It seems from the judgment that the inspiration for this came from Tugendhat J in Green Corns Ltd v. Claverley Group Limited  EWHC 958 in which the Judge stated at  that the DPA provided a useful indication of the sort of personal information which is regarded as sensitive and which individuals have a right to control in accordance with Article 8 ().
The obvious fallacy of this approach is that sensitive personal data covers areas where there is no reasonable expectation of privacy, for example: “David Cameron is the Conservative Prime Minister, who comes from a traditional English background”. Similarly, it is difficult to see how, absent the application of a DPA-style analysis, CG could sensibly have argued that his image, or the fact of his conviction for sex offences was, or had become, private information.
Finally, the Judge gave short shrift to Facebook’s argument that it did not have “actual knowledge” for the purpose of regulation 22 of the Electronic Commerce (EC Directive) Regulations 2002 unless and until it had been given the URL for each offending post or comment.

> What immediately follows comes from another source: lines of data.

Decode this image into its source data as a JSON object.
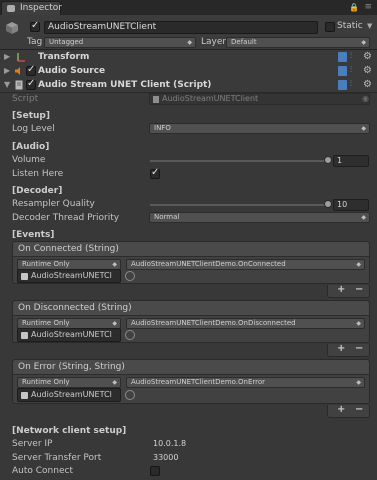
{
  "window": {
    "tab_label": "Inspector"
  },
  "header": {
    "object_name": "AudioStreamUNETClient",
    "static_label": "Static",
    "tag_label": "Tag",
    "tag_value": "Untagged",
    "layer_label": "Layer",
    "layer_value": "Default"
  },
  "components": [
    {
      "title": "Transform"
    },
    {
      "title": "Audio Source"
    },
    {
      "title": "Audio Stream UNET Client (Script)"
    }
  ],
  "script_field": {
    "label": "Script",
    "value": "AudioStreamUNETClient"
  },
  "setup": {
    "heading": "[Setup]",
    "log_level_label": "Log Level",
    "log_level_value": "INFO"
  },
  "audio": {
    "heading": "[Audio]",
    "volume_label": "Volume",
    "volume_value": "1",
    "volume_fraction": 1.0,
    "listen_here_label": "Listen Here",
    "listen_here_checked": true
  },
  "decoder": {
    "heading": "[Decoder]",
    "resampler_label": "Resampler Quality",
    "resampler_value": "10",
    "resampler_fraction": 1.0,
    "thread_priority_label": "Decoder Thread Priority",
    "thread_priority_value": "Normal"
  },
  "events": {
    "heading": "[Events]",
    "items": [
      {
        "title": "On Connected (String)",
        "mode": "Runtime Only",
        "function": "AudioStreamUNETClientDemo.OnConnected",
        "object": "AudioStreamUNETCl"
      },
      {
        "title": "On Disconnected (String)",
        "mode": "Runtime Only",
        "function": "AudioStreamUNETClientDemo.OnDisconnected",
        "object": "AudioStreamUNETCl"
      },
      {
        "title": "On Error (String, String)",
        "mode": "Runtime Only",
        "function": "AudioStreamUNETClientDemo.OnError",
        "object": "AudioStreamUNETCl"
      }
    ],
    "plus": "+",
    "minus": "−"
  },
  "network": {
    "heading": "[Network client setup]",
    "server_ip_label": "Server IP",
    "server_ip_value": "10.0.1.8",
    "port_label": "Server Transfer Port",
    "port_value": "33000",
    "auto_connect_label": "Auto Connect",
    "auto_connect_checked": false
  },
  "colors": {
    "book_icon": "#4a7fbf",
    "audio_icon": "#e07b1e",
    "transform_icon": "#8fb24a"
  }
}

This more proportionate approach to the issue will be welcome news to many and follows a similar line to that adopted in Mosley v. Google ( EWHC 59 (QB)).
Lorna Skinner is a barrister at Matrix Chambers specialising in media and information law